- REQUIRED WORK
Copy out every line of the data where the word "JSON" is found.

- SOURCE MATERIAL
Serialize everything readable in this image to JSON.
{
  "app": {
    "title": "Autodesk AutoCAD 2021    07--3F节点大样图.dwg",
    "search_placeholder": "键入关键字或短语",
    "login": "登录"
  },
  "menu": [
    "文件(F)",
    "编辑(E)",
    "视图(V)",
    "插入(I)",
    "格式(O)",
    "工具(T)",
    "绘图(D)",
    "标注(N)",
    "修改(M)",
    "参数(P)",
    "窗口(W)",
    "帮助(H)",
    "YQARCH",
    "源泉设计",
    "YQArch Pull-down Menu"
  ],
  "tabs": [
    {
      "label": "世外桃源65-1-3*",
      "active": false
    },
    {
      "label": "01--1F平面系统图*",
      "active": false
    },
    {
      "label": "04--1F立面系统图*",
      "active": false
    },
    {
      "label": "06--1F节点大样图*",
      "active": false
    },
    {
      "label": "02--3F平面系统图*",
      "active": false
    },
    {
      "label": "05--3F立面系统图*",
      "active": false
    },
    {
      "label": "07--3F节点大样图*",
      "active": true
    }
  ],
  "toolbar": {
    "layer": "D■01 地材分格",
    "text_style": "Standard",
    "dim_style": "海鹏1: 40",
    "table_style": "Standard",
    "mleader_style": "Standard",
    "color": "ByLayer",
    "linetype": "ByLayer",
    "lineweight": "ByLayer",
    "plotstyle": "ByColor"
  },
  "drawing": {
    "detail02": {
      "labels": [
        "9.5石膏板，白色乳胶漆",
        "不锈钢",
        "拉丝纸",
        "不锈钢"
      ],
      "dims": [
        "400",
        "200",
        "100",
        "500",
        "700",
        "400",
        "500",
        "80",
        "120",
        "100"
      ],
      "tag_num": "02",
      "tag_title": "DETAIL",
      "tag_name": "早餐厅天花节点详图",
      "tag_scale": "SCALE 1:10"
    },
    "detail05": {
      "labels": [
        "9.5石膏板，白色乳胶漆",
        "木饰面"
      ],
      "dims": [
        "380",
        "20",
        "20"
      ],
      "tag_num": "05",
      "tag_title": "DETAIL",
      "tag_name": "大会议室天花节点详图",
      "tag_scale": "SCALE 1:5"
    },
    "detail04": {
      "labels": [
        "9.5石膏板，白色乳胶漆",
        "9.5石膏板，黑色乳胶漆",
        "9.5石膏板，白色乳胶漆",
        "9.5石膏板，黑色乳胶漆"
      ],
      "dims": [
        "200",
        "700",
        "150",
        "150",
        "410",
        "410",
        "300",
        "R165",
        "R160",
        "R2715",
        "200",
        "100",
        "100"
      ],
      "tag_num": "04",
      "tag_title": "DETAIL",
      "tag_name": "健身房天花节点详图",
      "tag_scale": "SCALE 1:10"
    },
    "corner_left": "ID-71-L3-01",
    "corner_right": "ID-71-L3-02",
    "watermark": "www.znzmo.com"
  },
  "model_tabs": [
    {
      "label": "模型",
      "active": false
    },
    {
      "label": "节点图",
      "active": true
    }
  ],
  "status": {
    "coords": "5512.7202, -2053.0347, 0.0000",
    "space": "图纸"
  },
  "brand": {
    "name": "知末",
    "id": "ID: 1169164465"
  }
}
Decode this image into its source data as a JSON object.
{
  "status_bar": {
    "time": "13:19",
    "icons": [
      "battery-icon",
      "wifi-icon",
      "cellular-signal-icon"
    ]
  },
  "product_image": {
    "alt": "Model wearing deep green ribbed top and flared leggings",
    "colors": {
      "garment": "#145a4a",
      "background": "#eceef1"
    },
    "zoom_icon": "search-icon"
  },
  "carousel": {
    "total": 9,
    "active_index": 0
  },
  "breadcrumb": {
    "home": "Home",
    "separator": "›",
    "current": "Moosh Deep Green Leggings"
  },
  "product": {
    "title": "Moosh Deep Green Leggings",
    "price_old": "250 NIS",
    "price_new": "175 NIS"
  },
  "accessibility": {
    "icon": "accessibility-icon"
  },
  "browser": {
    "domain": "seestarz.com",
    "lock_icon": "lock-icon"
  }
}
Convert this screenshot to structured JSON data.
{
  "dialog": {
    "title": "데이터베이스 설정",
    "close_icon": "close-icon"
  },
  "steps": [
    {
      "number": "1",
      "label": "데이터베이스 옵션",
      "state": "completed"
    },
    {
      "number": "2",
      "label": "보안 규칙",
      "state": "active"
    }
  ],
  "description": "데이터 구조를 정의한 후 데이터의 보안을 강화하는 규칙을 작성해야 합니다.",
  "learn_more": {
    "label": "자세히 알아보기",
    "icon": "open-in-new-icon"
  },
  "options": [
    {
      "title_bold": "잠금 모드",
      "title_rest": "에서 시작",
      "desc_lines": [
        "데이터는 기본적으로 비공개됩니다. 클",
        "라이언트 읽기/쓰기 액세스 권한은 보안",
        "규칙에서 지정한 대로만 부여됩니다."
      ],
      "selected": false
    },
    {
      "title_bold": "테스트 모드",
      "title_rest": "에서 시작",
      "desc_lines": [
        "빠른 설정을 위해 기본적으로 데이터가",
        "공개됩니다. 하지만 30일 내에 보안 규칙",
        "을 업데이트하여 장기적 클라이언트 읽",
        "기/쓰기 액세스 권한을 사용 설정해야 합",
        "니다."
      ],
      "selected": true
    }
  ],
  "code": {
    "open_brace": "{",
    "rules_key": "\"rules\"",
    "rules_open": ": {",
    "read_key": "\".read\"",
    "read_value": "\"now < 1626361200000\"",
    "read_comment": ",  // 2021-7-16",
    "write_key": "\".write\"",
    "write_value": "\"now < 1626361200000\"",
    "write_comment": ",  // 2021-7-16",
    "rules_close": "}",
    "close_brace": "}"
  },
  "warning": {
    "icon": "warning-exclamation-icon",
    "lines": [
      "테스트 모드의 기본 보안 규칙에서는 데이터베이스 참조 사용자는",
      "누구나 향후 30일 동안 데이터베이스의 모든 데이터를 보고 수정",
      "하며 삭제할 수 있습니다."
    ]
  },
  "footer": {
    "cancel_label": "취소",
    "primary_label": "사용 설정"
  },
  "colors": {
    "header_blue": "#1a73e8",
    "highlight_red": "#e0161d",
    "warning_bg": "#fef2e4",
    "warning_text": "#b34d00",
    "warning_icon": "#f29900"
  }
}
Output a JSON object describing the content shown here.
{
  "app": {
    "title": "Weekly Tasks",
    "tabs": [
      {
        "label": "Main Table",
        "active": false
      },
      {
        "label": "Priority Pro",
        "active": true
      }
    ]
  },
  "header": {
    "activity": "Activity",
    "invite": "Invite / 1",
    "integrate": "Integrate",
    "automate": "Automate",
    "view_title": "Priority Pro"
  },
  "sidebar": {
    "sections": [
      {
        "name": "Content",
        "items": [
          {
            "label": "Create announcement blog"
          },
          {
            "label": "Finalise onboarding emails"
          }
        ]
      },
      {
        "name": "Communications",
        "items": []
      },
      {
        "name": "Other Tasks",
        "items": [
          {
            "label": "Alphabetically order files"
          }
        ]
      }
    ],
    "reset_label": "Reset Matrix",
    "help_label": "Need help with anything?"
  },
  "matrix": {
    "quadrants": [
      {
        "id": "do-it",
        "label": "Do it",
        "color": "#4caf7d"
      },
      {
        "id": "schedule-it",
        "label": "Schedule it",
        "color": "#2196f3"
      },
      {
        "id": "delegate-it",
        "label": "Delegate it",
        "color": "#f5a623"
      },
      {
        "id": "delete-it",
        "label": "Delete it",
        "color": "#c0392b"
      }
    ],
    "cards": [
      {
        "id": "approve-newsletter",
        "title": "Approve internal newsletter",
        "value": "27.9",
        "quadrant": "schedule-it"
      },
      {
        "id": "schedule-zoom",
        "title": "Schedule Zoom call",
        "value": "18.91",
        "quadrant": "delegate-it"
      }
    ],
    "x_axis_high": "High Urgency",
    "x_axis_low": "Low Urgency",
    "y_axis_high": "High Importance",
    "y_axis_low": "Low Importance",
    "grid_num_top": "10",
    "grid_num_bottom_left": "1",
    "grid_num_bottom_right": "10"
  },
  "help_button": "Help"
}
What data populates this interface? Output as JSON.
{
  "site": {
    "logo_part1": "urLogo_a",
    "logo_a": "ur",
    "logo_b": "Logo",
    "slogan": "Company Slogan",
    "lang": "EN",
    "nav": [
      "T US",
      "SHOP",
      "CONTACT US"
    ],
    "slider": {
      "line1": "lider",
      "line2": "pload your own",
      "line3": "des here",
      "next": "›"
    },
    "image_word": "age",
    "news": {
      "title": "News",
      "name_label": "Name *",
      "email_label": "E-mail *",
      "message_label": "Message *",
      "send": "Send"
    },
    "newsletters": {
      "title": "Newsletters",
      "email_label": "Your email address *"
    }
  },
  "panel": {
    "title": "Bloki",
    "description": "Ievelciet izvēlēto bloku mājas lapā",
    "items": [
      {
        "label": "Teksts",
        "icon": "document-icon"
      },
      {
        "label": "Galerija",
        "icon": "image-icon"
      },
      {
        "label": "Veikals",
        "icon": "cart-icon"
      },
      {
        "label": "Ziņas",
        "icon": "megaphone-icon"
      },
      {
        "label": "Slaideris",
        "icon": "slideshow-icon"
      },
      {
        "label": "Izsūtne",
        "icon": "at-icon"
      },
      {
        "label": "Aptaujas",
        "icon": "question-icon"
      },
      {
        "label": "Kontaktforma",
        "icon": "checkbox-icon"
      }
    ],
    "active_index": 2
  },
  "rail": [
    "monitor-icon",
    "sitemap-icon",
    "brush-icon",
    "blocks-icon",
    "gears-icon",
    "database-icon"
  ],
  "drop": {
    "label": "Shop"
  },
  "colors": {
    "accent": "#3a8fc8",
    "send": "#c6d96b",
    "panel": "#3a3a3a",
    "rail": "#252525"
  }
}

- RESULT OF THIS TASK
Serialize everything readable in this image to JSON.
Decode this image into its source data as a JSON object.
Convert this screenshot to structured JSON data.
Output a JSON object describing the content shown here.
What data populates this interface? Output as JSON.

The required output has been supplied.